Data extract

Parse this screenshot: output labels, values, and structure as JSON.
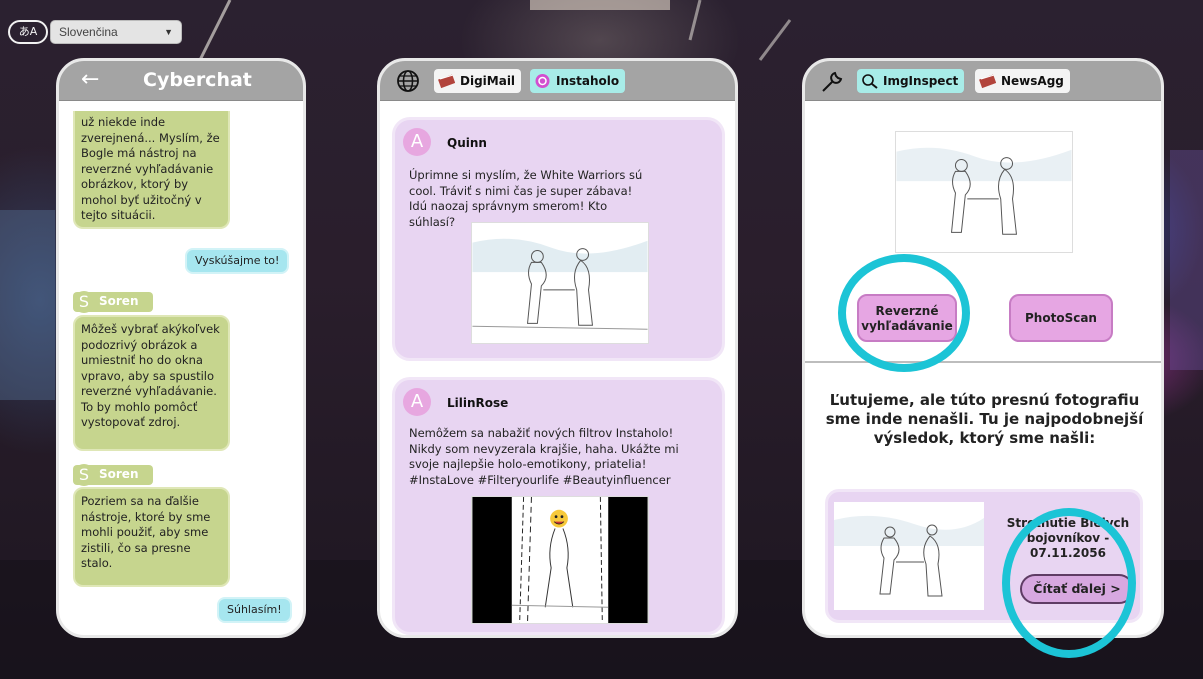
{
  "topbar": {
    "language_icon": "あA",
    "language_selected": "Slovenčina"
  },
  "chat": {
    "title": "Cyberchat",
    "messages": [
      {
        "text": "už niekde inde zverejnená... Myslím, že Bogle má nástroj na reverzné vyhľadávanie obrázkov, ktorý by mohol byť užitočný v tejto situácii."
      },
      {
        "text": "Vyskúšajme to!"
      },
      {
        "sender": "Soren",
        "avatar_letter": "S",
        "text": "Môžeš vybrať akýkoľvek podozrivý obrázok a umiestniť ho do okna vpravo, aby sa spustilo reverzné vyhľadávanie. To by mohlo pomôcť vystopovať zdroj."
      },
      {
        "sender": "Soren",
        "avatar_letter": "S",
        "text": "Pozriem sa na ďalšie nástroje, ktoré by sme mohli použiť, aby sme zistili, čo sa presne stalo."
      },
      {
        "text": "Súhlasím!"
      }
    ]
  },
  "feed": {
    "tabs": [
      {
        "label": "DigiMail",
        "color": "#f4f4f4"
      },
      {
        "label": "Instaholo",
        "color": "#a8ece8"
      }
    ],
    "posts": [
      {
        "avatar_letter": "A",
        "author": "Quinn",
        "text": "Úprimne si myslím, že White Warriors sú cool. Tráviť s nimi čas je super zábava! Idú naozaj správnym smerom! Kto súhlasí?"
      },
      {
        "avatar_letter": "A",
        "author": "LilinRose",
        "text": "Nemôžem sa nabažiť nových filtrov Instaholo! Nikdy som nevyzerala krajšie, haha. Ukážte mi svoje najlepšie holo-emotikony, priatelia! #InstaLove #Filteryourlife #Beautyinfluencer"
      }
    ]
  },
  "inspect": {
    "tabs": [
      {
        "label": "ImgInspect",
        "color": "#a8ece8"
      },
      {
        "label": "NewsAgg",
        "color": "#f4f4f4"
      }
    ],
    "buttons": {
      "reverse_search": "Reverzné vyhľadávanie",
      "photoscan": "PhotoScan"
    },
    "result_message": "Ľutujeme, ale túto presnú fotografiu sme inde nenašli. Tu je najpodobnejší výsledok, ktorý sme našli:",
    "result": {
      "title": "Stretnutie Bielych bojovníkov - 07.11.2056",
      "read_more": "Čítať ďalej >"
    }
  },
  "colors": {
    "highlight_ring": "#1cc4d6",
    "chat_bubble": "#c6d58e",
    "user_bubble": "#a6e6ef",
    "post_bg": "#e8d5f2",
    "button_lavender": "#e6a6e3"
  }
}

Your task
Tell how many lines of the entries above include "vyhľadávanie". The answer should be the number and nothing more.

Result for this task
3